Faced with loss of their crops, urban gardeners who raise food under power lines in Arleta agreed under protest Tuesday to accept terms imposed by the Department of Water and Power.
The pact allows members of the Arleta Community Garden Club, many of them senior citizens or low-income residents, to farm a 5.5-acre community garden they have nurtured for 17 years.
"We're right in the middle of the growing season. Members aren't willing to walk away from it," said Craig Wickham, the club's vice president. "With this ultimatum, they gave us no choice but to sign."
The DWP had told club members to sign the agreement by Tuesday or vacate the property under power lines along Canterbury Avenue by Aug. 6.
Under the agreement, the club is to provide liability insurance for gardeners, pay for water for crops, clear weeds from under the power towers, maintain an access road and provide the DWP with names and addresses of club members.
About 65 protesters, mainly senior citizens who rely on the garden to supplement their diet, protested for 3 1/2 hours last week in front of a DWP facility.
"It's never been our intent or desire to remove the Arleta garden club from this site," said Dan Duffy, the DWP's superintendent of transmission rights of way. "We feel the agreement that has been reached is a successful one."

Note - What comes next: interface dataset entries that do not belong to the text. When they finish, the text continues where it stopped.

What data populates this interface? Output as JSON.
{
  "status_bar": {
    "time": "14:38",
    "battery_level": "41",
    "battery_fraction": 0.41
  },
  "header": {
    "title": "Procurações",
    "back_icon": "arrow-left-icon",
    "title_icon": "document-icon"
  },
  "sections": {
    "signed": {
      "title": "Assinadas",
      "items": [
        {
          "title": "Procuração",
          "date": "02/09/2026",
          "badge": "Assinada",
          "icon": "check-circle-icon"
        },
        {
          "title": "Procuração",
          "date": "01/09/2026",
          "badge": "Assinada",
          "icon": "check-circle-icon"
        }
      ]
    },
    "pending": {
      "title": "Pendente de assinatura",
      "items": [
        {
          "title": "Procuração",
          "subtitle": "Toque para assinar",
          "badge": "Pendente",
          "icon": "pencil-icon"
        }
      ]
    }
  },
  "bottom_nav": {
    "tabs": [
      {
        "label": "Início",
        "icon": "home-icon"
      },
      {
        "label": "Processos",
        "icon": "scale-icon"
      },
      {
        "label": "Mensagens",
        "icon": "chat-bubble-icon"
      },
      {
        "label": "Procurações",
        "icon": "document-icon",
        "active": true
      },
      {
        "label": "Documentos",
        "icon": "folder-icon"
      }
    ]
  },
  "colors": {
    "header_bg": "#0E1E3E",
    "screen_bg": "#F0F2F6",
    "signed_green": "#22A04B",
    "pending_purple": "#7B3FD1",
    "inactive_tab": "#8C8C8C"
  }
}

Polled by telephone over the weekend, 42 of the club's 72 members voted for the agreement and one voted against it, said Henry Fowzer, the club's treasurer. The others could not be reached.
Despite the deal, gardeners remained unhappy about a clause requiring the club to maintain the access road in the garden and to clear weeds within a 50-foot radius of the bases of the transmission towers.
"The members were very adamant it be done under protest," Fowzer said. "We believe it's illegal for them to force us to do labor for them."
"Although we will accept this maintenance requirement, we question its legality," David Winseman, the club's garden master, told the DWP board Tuesday.
Constance L. Rice, DWP board president, said the requirements are "consideration for being able to use the land for free."
As for agreeing to pay for water in the garden's northern section, Winseman said: "We do not object to paying for the water that we use. We object to discriminatory treatment." But he said at least two of the five other garden clubs cultivating crops under DWP lines in Los Angeles County are not charged for water.
After the meeting, Winseman said the club probably will double its annual $8 fee for a 14-by-14-foot plot to pay for the additional cost of water.
Despite the club members' protests, DWP representatives insisted that the requirements are the same for all community garden clubs that tend gardens beneath power transmission lines.